Brief => Would you show every line from the records that holds "title"?

Start of Material for the task

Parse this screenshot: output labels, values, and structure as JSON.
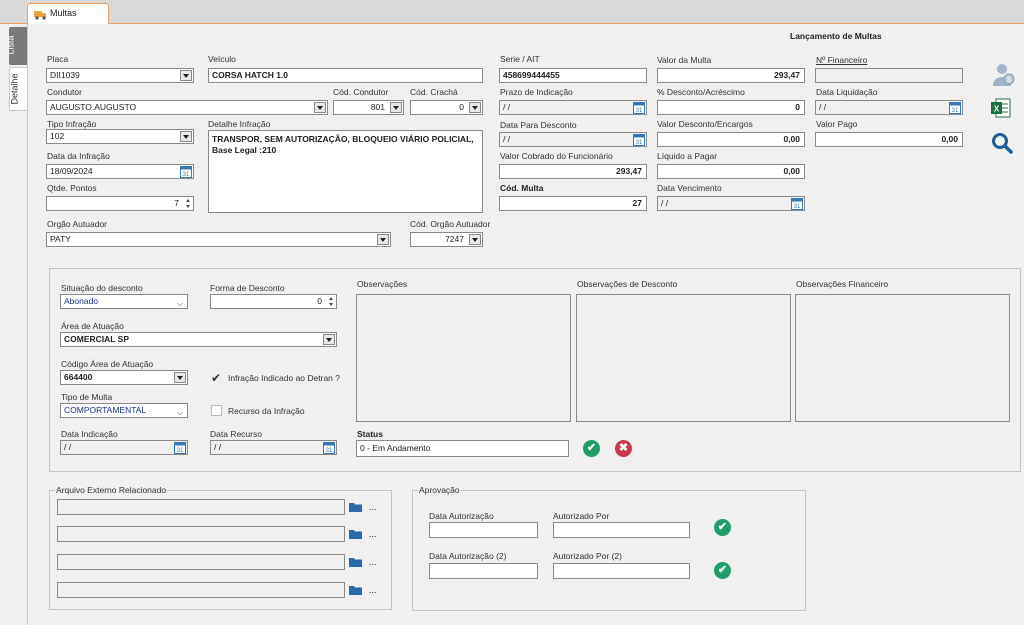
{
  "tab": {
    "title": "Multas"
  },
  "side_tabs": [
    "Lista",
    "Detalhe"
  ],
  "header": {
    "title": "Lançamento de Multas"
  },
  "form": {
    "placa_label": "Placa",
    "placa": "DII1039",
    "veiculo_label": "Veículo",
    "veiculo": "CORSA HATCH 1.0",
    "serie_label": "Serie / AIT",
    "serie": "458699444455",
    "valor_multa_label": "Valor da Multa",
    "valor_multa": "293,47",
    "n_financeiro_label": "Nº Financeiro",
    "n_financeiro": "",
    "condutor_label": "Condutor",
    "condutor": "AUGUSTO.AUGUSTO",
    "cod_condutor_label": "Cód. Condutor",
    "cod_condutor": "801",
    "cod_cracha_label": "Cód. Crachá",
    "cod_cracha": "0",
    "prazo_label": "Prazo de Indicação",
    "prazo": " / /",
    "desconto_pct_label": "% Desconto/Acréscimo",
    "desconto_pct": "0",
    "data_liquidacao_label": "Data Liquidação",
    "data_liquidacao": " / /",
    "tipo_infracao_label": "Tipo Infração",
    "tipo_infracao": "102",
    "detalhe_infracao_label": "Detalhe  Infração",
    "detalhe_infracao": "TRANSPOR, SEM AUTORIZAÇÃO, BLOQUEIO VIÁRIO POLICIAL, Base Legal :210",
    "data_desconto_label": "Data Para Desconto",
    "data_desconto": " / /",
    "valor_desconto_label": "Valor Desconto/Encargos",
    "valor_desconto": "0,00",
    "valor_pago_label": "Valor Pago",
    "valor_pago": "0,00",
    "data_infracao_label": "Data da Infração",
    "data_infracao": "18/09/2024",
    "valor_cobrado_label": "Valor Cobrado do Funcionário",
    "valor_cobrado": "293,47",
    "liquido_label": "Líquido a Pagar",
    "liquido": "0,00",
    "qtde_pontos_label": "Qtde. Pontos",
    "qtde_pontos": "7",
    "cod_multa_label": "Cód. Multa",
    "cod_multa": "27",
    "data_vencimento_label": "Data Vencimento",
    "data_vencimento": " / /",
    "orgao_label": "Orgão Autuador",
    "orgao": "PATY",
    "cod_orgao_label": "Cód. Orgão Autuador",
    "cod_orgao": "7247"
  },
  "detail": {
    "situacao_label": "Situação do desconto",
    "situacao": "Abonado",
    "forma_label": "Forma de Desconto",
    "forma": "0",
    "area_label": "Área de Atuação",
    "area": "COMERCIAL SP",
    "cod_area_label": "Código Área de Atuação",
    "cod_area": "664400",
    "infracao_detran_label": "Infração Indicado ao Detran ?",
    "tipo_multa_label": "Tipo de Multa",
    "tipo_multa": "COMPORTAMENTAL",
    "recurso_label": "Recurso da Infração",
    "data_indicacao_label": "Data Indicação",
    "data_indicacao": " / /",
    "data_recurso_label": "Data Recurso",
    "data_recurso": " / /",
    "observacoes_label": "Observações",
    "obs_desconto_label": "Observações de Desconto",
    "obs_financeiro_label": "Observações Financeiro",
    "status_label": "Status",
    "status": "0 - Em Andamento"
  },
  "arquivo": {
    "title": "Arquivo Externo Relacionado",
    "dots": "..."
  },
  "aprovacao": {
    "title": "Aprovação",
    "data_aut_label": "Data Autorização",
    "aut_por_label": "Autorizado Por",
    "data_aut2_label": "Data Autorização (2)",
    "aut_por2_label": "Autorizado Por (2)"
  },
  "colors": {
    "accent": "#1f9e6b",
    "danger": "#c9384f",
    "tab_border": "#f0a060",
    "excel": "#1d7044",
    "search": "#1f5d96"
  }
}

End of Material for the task

Written response =>
    "title": "Multas"
    "title": "Lançamento de Multas"
    "title": "Arquivo Externo Relacionado",
    "title": "Aprovação",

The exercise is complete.